Myalgic encephalomyelitis (ME) - A disease often marked by neurological symptoms, but fatigue is sometimes a symptom as well. Some diagnostic criteria distinguish it from chronic fatigue syndrome, while other diagnostic criteria consider it to be a synonym for chronic fatigue syndrome. A defining characteristic of ME is post-exertional malaise (PEM), or post-exertional neuroimmune exhaustion (PENE), which is a notable exacerbation of symptoms brought on by small exertions. PEM can last for days or weeks. Symptoms can include cognitive impairments, muscle pain (myalgia), trouble remaining upright (orthostatic intolerance), sleep abnormalities, and gastro-intestinal impairments, among others. An estimated 25% of those suffering from ME are housebound or bedbound. The World Health Organization (WHO) classifies ME as a neurological disease.

Myalgic encephalomyelitis (ME) - A disease often marked by neurological symptoms, but fatigue is sometimes a symptom as well.
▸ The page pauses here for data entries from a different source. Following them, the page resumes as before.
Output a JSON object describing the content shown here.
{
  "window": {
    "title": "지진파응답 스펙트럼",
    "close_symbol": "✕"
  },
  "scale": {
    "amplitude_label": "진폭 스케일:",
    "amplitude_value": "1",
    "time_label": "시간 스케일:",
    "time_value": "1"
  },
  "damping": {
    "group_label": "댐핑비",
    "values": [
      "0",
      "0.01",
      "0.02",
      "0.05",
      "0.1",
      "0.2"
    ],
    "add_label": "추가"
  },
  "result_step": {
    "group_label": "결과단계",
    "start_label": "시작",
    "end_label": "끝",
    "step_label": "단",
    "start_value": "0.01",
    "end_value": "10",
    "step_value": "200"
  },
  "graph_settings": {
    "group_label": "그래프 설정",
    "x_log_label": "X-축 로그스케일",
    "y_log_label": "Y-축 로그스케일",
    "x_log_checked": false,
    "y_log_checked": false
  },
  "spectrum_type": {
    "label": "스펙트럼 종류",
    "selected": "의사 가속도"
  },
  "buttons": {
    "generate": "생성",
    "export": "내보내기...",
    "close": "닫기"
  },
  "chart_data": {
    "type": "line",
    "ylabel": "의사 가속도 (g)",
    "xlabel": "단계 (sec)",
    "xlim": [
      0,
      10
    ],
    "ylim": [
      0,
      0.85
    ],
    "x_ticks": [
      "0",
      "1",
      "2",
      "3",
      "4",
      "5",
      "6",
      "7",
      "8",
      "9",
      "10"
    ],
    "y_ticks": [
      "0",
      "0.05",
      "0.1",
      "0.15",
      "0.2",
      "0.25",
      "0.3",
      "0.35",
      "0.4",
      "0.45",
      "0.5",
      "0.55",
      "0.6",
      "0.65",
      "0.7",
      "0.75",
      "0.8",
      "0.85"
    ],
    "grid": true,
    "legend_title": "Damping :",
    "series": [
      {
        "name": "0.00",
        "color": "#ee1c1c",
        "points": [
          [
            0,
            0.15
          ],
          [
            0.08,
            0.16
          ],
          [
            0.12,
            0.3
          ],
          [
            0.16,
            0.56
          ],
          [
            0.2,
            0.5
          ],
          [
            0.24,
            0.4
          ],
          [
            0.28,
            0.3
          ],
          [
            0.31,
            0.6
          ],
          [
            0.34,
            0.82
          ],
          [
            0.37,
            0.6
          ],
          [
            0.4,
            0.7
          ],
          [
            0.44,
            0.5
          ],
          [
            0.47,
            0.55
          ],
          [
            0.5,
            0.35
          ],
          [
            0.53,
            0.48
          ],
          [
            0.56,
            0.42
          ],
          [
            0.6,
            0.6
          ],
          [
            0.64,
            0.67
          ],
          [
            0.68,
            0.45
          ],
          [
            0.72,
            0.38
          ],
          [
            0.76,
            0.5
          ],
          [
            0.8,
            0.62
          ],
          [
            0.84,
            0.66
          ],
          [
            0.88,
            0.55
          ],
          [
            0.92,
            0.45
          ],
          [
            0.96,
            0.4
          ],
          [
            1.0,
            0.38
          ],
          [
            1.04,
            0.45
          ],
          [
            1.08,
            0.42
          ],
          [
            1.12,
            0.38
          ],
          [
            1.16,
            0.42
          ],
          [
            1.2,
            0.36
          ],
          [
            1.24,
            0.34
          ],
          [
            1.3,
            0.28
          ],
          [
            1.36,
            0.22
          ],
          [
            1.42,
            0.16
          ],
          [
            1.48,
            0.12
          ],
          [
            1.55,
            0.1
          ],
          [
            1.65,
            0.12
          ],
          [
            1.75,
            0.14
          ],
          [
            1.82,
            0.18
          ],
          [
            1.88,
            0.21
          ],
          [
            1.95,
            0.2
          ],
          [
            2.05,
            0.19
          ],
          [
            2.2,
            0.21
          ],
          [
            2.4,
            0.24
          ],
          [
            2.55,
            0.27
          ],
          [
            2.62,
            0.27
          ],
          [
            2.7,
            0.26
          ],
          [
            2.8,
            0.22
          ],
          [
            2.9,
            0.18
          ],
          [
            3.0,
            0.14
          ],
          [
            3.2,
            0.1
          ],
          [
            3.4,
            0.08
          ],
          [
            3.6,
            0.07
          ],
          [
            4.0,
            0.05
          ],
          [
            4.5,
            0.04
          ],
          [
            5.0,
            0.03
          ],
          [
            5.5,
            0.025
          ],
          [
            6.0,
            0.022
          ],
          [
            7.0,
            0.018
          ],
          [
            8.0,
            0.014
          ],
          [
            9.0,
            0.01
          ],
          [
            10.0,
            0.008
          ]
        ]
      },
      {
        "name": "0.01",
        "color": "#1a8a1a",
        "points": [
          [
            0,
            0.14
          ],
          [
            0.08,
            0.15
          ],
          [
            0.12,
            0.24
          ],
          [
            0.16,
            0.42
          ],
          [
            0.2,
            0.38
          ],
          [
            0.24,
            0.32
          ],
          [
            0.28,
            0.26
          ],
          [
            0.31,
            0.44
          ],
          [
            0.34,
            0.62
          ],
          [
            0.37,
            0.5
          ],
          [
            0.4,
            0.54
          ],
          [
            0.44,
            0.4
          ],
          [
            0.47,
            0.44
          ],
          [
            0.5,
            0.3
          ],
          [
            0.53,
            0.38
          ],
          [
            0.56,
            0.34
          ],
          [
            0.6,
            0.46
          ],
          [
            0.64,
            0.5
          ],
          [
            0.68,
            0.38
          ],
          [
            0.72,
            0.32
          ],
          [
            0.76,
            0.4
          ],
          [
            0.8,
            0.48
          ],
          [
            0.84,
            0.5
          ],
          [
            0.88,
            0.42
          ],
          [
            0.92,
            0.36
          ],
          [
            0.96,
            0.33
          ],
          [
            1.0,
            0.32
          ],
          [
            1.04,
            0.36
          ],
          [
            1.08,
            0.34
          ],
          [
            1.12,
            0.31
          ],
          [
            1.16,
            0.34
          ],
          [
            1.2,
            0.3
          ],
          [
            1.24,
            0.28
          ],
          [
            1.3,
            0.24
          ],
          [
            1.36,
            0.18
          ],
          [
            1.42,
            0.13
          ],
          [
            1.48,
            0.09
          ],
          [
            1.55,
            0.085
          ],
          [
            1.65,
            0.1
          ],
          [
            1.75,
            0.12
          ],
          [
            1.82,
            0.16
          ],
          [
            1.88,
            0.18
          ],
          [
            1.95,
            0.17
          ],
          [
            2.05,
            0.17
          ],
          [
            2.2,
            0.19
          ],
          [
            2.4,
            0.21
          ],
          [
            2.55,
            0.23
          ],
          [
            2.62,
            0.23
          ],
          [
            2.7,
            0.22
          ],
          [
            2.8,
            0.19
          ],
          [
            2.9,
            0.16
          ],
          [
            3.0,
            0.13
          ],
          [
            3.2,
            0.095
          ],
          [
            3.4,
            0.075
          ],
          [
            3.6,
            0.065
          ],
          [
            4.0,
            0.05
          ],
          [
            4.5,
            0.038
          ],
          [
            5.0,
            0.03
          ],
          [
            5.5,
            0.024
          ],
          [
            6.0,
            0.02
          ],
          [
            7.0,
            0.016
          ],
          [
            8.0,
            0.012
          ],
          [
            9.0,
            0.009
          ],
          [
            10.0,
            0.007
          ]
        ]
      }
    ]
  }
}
Some diagnostic criteria distinguish it from chronic fatigue syndrome, while other diagnostic criteria consider it to be a synonym for chronic fatigue syndrome. A defining characteristic of ME is post-exertional malaise (PEM), or post-exertional neuroimmune exhaustion (PENE), which is a notable exacerbation of symptoms brought on by small exertions. PEM can last for days or weeks. Symptoms can include cognitive impairments, muscle pain (myalgia), trouble remaining upright (orthostatic intolerance), sleep abnormalities, and gastro-intestinal impairments, among others. An estimated 25% of those suffering from ME are housebound or bedbound. The World Health Organization (WHO) classifies ME as a neurological disease.

Canadian consensus criteria (CCC) - A set of diagnostic criteria used to diagnose ME/CFS, developed by a group of practicing ME/CFS clinicians in 2003. The CCC is often considered to be the most complex criteria, but possibly the most accurate, with the lowest number of patients meeting the criteria. Led to the development of the International Consensus Criteria (ICC) in 2011.

Systemic exertion intolerance disease (SEID) - A term for ME/CFS that aims to avoid the stigma associated with the term "chronic fatigue syndrome", while emphasizing the defining characteristic of post-exertional malaise (PEM). SEID was defined as part of the diagnostic criteria put together by the Institute of Medicine (IOM) report of 10 February 2015.

Myalgic encephalomyelitis (ME) - A disease often marked by neurological symptoms, but fatigue is sometimes a symptom as well. Some diagnostic criteria distinguish it from chronic fatigue syndrome, while other diagnostic criteria consider it to be a synonym for chronic fatigue syndrome. A defining characteristic of ME is post-exertional malaise (PEM), or post-exertional neuroimmune exhaustion (PENE), which is a notable exacerbation of symptoms brought on by small exertions. PEM can last for days or weeks. Symptoms can include cognitive impairments, muscle pain (myalgia), trouble remaining upright (orthostatic intolerance), sleep abnormalities, and gastro-intestinal impairments, among others. An estimated 25% of those suffering from ME are housebound or bedbound. The World Health Organization (WHO) classifies ME as a neurological disease.

The information provided at this site is not intended to diagnose or treat any illness.
From MEpedia, a crowd-sourced encyclopedia of ME and CFS science and history.